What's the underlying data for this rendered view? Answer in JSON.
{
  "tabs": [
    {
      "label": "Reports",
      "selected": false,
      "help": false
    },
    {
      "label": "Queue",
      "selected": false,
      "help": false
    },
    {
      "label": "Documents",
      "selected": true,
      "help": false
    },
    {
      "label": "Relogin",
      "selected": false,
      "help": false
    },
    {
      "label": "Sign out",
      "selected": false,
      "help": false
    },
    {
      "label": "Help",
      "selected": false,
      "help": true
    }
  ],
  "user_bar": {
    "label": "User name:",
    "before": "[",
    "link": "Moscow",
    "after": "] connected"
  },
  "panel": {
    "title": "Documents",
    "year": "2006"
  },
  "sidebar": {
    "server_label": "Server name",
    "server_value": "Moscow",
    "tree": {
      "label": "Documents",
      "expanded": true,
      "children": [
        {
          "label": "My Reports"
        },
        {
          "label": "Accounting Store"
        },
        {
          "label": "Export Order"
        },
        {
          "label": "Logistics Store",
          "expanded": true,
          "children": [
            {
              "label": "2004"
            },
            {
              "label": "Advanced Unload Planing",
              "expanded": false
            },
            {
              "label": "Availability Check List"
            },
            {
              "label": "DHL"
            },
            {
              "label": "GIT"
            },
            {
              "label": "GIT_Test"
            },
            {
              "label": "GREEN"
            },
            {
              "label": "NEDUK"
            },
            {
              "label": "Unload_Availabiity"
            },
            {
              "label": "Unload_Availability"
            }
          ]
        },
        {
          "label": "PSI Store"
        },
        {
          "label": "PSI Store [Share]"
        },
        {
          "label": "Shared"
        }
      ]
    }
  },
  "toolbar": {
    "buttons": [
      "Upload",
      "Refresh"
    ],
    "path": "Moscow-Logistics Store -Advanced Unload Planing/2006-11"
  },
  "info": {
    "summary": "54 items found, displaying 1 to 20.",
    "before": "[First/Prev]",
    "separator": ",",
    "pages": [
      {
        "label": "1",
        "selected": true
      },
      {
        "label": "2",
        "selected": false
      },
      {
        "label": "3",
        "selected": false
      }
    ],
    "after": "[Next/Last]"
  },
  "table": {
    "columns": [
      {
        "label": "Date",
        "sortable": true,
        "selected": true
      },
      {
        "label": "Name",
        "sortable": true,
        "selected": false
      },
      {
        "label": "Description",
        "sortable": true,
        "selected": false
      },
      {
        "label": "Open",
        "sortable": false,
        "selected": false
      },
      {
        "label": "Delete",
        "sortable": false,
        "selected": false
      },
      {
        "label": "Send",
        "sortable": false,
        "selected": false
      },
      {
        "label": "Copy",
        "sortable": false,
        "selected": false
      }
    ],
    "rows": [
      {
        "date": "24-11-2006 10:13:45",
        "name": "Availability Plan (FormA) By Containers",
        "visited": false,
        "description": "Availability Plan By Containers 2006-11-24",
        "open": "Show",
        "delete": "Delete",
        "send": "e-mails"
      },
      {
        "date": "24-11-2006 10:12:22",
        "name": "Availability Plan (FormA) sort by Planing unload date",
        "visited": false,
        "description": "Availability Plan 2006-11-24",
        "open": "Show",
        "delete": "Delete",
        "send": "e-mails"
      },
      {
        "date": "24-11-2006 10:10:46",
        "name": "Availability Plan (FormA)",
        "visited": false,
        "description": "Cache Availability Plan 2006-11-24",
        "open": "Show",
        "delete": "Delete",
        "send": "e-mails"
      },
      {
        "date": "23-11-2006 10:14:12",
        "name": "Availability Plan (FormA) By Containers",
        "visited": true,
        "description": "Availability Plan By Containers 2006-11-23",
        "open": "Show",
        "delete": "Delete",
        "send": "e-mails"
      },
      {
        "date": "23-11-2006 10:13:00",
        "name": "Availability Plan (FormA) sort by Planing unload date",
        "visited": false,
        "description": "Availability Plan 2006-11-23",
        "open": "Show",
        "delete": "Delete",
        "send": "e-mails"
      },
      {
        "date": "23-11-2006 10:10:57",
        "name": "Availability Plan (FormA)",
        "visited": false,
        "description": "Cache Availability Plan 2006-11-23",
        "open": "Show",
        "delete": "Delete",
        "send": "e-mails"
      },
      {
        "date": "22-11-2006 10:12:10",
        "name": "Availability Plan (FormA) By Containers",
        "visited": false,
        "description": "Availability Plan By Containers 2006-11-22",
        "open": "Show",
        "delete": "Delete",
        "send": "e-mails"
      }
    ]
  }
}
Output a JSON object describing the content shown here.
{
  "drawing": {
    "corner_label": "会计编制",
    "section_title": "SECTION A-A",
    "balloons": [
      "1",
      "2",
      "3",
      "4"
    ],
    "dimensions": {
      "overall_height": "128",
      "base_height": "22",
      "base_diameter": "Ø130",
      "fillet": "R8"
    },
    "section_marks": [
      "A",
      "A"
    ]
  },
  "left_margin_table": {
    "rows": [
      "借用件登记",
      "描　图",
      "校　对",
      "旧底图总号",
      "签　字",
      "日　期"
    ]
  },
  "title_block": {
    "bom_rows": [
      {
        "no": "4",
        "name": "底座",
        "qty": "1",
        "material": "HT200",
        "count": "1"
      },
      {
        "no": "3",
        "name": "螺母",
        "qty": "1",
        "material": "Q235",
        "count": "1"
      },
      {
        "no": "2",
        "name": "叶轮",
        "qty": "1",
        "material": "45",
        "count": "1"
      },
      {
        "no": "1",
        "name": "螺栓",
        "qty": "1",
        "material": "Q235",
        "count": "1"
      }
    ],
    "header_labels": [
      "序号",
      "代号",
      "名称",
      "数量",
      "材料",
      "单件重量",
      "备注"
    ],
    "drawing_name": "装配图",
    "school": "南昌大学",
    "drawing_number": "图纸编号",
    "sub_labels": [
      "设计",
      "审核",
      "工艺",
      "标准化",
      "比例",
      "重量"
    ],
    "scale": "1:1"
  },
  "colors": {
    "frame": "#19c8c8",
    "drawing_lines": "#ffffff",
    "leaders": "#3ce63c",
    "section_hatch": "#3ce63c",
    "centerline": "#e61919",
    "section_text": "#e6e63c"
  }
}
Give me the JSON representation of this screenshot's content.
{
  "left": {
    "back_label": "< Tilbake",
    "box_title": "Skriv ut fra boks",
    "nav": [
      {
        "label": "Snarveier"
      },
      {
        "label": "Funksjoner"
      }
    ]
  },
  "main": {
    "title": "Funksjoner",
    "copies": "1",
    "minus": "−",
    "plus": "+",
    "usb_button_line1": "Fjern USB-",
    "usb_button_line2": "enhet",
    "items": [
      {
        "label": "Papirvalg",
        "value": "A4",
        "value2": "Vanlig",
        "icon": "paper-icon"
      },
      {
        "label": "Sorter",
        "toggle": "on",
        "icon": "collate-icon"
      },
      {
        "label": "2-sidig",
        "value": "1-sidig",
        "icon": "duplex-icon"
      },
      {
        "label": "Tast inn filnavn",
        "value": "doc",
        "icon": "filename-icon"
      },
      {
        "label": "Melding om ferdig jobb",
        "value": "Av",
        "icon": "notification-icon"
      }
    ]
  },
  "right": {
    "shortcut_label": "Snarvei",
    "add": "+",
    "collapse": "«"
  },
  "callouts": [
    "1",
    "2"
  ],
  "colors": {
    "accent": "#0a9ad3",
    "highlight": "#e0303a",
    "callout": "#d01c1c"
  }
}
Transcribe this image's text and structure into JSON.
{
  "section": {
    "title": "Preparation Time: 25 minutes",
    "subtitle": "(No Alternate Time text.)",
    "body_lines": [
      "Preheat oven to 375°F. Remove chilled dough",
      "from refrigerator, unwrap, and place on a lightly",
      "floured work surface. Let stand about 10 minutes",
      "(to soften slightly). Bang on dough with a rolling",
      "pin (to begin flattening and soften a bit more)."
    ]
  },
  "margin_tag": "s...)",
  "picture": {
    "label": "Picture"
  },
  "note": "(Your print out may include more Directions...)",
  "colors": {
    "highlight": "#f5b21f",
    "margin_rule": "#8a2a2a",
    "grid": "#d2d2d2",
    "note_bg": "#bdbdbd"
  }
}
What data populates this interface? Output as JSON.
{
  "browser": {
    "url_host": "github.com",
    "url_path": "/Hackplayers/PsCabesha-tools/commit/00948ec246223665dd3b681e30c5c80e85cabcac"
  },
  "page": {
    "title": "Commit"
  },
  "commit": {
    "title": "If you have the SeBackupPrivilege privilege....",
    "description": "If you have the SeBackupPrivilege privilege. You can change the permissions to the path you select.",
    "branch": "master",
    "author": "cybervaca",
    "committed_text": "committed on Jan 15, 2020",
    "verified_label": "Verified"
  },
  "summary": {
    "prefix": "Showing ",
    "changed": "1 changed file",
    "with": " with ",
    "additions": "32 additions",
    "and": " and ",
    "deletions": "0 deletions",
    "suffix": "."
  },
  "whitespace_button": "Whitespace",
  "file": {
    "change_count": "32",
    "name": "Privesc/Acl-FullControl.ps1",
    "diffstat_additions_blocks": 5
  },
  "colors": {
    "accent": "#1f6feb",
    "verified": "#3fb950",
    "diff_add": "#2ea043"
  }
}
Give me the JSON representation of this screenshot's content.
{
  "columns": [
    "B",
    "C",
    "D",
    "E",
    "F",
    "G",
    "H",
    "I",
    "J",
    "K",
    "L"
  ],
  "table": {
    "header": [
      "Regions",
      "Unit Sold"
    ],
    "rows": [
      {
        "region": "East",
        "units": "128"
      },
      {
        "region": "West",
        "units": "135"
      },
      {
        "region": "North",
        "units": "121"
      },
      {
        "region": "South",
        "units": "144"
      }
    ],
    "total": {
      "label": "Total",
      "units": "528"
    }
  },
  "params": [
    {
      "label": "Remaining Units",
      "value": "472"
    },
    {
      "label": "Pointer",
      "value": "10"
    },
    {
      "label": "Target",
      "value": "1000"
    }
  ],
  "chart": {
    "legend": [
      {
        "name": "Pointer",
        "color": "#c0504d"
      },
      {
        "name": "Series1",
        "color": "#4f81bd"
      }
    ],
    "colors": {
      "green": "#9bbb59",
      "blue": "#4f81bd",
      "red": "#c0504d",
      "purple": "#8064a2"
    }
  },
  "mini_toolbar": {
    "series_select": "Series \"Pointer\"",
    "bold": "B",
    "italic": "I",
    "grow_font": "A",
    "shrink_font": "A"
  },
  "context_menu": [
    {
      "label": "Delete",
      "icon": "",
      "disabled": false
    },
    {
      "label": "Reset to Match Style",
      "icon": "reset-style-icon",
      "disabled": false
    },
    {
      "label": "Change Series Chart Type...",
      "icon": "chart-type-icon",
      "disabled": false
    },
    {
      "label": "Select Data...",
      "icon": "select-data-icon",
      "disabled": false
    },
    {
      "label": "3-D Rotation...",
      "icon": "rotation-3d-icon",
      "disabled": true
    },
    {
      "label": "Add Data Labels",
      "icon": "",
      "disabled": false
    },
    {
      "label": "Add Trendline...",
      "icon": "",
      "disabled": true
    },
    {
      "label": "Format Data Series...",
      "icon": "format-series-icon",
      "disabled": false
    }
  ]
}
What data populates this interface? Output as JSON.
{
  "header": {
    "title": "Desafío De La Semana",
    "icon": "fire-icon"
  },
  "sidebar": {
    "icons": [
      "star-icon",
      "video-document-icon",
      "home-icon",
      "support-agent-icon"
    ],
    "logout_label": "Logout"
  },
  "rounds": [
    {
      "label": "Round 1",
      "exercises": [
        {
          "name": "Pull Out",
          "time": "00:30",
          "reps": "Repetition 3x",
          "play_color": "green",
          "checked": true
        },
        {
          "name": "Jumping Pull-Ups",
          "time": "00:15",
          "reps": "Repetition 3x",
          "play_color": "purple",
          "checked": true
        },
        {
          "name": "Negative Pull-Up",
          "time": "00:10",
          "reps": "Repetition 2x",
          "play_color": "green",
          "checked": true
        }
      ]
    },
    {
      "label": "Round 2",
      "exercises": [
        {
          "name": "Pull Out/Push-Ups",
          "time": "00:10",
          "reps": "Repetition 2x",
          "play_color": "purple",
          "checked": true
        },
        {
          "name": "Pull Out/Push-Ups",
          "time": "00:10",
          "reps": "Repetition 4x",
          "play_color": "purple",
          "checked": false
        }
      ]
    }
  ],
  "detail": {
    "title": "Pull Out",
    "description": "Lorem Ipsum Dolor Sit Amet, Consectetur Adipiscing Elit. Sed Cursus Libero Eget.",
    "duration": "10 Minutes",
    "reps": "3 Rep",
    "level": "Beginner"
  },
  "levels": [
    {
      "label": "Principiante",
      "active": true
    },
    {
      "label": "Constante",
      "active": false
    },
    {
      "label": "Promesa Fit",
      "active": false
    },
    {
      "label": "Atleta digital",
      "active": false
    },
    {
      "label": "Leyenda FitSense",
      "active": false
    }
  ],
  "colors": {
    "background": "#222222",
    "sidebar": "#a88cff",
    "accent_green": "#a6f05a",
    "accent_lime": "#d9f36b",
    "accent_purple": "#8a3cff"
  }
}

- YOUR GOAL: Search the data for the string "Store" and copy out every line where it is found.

- EXPECTED OUTPUT:
          "label": "Accounting Store"
          "label": "Logistics Store",
          "label": "PSI Store"
          "label": "PSI Store [Share]"
    "path": "Moscow-Logistics Store -Advanced Unload Planing/2006-11"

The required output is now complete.